▶ _What you have to do_:
Every line below that mentions the word "填写信息测试" should be copied out.

-- Available records follows --

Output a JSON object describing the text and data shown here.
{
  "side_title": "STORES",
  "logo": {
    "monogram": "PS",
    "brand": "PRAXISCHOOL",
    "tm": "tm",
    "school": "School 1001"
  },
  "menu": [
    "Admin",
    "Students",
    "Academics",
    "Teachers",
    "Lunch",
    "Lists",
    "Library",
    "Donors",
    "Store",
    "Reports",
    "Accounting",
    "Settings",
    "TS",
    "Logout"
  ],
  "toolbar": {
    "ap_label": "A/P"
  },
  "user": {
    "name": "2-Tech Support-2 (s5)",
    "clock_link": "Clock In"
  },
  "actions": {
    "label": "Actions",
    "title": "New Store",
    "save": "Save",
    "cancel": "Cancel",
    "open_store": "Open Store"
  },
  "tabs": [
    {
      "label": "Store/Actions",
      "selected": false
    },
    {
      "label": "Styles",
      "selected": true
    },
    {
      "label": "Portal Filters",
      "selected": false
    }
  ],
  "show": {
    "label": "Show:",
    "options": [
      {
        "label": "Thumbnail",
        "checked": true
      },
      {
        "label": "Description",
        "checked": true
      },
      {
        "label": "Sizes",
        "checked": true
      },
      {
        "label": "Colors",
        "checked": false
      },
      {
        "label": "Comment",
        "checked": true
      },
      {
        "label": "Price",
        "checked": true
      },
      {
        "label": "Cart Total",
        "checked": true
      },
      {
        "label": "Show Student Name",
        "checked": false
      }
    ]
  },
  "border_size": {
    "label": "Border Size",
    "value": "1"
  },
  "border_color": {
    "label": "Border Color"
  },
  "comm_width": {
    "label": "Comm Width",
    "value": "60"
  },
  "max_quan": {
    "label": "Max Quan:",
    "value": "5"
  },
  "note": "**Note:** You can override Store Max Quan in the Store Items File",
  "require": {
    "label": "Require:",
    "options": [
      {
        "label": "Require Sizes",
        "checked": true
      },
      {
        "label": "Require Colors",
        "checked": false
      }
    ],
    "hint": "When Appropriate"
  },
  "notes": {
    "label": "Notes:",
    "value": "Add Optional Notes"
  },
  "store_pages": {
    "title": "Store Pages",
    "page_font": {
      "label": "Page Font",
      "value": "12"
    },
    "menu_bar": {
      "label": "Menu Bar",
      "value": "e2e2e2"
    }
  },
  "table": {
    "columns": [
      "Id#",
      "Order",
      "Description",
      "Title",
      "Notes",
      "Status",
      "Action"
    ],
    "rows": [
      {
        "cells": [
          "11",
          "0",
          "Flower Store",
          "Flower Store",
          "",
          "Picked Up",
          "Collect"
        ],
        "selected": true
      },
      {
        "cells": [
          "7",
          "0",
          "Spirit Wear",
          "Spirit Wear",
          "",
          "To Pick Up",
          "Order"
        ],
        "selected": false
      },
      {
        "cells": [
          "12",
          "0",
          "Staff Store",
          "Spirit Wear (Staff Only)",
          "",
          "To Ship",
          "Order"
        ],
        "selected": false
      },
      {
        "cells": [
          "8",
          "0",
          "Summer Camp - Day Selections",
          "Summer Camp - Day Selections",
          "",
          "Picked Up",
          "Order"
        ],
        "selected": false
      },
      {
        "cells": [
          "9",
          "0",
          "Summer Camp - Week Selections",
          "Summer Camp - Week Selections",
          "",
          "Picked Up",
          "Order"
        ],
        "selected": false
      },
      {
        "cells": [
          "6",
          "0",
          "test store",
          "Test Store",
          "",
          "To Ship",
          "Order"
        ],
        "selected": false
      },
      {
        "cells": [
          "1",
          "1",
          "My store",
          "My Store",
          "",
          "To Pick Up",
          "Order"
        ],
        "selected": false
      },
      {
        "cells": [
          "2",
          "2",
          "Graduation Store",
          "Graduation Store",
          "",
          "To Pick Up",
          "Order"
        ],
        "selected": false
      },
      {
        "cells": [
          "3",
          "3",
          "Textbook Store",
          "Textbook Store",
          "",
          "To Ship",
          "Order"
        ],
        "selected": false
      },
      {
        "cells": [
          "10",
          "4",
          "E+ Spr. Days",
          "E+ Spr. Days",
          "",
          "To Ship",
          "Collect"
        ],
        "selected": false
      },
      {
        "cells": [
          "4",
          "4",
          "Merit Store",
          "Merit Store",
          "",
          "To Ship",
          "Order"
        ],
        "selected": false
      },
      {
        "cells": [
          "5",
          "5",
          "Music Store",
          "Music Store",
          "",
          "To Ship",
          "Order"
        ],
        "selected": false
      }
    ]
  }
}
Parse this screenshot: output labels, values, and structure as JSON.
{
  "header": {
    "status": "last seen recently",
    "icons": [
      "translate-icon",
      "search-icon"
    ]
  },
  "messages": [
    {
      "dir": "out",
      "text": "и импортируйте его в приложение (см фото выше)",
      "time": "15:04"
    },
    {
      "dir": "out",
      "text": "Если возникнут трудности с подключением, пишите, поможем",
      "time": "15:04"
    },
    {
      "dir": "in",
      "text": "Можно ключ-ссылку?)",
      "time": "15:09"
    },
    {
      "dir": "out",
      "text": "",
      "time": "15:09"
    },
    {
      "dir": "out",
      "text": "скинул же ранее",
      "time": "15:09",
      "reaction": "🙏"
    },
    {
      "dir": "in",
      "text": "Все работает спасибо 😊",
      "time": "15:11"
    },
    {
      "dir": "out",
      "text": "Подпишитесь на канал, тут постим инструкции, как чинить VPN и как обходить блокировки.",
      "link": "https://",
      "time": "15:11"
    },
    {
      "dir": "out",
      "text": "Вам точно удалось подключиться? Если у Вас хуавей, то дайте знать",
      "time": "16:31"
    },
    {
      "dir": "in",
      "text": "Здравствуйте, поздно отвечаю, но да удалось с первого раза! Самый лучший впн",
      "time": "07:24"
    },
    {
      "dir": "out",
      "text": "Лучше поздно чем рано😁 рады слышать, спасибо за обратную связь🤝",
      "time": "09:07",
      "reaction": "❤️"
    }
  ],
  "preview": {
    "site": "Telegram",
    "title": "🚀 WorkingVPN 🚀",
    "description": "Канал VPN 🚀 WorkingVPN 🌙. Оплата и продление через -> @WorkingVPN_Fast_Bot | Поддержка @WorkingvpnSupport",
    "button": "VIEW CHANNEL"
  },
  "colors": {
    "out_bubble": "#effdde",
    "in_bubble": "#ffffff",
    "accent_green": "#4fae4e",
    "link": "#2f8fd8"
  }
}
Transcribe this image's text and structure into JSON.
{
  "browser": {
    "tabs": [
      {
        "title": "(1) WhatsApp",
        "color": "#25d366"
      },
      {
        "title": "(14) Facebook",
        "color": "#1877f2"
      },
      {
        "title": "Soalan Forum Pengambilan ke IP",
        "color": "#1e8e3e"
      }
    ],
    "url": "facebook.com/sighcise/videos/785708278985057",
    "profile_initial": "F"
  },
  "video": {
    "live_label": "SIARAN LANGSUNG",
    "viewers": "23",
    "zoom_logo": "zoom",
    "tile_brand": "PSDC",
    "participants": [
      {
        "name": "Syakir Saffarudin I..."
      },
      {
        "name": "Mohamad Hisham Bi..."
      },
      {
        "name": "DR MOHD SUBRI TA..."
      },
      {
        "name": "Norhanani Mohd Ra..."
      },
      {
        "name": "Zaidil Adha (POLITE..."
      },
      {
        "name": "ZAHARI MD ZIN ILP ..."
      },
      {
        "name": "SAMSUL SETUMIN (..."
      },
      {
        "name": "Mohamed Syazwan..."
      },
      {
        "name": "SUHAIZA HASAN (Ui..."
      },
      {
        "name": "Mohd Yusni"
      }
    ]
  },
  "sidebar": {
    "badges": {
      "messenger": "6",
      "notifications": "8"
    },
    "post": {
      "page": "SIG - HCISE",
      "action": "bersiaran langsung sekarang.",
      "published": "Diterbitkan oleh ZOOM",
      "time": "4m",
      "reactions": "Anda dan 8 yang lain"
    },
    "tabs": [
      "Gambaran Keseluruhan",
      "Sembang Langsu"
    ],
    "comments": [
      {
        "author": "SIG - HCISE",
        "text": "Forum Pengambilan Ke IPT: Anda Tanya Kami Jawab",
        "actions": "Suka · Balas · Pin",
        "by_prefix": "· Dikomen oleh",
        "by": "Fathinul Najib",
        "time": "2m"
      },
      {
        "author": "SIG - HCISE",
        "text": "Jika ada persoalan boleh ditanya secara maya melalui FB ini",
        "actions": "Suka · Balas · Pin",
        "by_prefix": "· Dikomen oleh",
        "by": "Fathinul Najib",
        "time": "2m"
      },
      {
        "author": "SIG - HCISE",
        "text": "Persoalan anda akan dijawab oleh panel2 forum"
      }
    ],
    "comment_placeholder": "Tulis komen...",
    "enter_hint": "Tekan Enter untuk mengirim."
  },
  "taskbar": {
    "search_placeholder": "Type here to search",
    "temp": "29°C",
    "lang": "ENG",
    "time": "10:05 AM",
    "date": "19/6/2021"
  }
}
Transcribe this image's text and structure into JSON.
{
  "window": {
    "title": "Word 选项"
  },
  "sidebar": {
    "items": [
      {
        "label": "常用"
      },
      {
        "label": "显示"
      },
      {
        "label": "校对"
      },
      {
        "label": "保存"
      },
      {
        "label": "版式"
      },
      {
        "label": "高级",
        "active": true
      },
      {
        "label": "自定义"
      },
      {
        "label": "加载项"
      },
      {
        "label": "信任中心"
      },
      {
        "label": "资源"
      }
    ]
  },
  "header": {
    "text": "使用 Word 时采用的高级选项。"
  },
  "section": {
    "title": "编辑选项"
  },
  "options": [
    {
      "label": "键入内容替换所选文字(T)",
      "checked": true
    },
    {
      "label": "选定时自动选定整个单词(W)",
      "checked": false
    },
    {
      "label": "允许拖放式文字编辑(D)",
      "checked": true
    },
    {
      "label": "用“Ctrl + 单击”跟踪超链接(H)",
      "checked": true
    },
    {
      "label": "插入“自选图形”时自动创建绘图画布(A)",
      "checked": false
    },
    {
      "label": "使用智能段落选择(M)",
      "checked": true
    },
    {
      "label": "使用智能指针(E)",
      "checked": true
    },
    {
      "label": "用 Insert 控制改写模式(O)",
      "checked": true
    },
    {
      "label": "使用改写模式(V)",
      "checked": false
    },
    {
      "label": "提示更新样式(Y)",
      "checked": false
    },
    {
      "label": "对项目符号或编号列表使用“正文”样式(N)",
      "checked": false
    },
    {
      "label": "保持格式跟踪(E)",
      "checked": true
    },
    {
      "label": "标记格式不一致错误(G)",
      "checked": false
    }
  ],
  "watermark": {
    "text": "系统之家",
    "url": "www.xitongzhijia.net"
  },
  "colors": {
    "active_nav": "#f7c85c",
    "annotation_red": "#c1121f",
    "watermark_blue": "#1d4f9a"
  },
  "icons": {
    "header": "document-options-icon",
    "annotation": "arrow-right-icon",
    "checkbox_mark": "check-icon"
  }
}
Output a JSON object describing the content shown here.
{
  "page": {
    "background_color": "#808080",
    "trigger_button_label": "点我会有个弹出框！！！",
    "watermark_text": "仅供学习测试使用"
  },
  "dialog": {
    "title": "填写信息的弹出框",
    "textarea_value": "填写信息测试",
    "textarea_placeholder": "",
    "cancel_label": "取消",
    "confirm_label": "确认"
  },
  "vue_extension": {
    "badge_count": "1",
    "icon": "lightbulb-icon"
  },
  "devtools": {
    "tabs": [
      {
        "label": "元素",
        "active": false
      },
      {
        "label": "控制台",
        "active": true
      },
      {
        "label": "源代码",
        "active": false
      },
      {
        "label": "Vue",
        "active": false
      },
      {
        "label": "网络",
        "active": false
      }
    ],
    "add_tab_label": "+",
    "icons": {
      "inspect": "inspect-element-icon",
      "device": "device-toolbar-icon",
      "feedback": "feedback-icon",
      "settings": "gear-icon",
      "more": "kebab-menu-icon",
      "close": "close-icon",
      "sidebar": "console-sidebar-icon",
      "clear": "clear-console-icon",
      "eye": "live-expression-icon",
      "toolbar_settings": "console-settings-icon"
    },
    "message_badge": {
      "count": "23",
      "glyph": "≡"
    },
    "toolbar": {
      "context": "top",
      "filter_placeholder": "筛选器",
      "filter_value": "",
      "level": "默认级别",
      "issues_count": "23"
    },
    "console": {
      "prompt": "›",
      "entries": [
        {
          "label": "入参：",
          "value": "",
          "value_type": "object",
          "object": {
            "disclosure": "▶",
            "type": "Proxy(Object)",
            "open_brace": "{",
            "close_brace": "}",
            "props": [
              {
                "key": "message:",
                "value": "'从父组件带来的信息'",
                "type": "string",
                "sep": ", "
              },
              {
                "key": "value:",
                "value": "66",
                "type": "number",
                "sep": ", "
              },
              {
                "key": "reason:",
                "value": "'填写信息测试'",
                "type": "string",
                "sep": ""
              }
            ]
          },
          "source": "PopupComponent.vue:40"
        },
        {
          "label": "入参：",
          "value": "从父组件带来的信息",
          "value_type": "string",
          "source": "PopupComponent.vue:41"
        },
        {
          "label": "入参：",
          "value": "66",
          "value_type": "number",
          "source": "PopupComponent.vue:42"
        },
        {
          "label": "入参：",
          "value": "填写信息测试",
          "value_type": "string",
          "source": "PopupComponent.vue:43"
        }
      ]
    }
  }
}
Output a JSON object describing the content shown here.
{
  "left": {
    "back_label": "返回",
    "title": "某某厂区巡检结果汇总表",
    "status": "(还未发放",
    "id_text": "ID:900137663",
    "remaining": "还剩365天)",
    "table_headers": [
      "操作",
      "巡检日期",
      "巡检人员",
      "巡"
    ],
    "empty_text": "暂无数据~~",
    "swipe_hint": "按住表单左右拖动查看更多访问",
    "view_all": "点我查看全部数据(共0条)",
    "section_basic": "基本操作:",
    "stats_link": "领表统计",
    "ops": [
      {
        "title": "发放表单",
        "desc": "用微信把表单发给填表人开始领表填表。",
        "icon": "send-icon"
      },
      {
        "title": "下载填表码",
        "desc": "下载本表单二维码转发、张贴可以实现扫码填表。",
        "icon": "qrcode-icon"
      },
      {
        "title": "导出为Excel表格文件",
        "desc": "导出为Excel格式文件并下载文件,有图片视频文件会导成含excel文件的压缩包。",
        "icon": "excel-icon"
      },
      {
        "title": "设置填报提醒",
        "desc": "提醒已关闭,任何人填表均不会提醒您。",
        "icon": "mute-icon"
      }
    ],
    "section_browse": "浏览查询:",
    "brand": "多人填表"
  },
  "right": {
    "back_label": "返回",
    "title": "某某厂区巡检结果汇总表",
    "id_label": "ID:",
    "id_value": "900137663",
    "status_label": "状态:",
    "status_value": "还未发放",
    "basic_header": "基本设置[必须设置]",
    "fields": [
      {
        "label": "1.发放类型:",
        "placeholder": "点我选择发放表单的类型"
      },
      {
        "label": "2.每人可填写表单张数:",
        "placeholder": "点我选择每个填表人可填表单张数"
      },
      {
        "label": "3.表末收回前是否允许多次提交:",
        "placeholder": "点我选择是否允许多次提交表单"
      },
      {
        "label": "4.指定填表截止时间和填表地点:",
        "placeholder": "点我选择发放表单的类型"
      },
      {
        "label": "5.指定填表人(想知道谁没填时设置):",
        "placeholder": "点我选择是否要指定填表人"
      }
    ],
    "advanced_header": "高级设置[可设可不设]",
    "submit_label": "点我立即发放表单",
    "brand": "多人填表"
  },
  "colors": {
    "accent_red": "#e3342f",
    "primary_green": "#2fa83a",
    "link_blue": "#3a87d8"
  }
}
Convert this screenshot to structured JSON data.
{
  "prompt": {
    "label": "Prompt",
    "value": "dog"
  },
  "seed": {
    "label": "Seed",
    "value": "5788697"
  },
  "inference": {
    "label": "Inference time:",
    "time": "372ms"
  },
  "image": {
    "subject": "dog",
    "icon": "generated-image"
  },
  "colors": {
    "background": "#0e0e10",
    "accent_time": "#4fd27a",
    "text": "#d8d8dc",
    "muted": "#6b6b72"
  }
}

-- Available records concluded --

▶ _Answer for this exercise_:
    "textarea_value": "填写信息测试",
                "value": "'填写信息测试'",
          "value": "填写信息测试",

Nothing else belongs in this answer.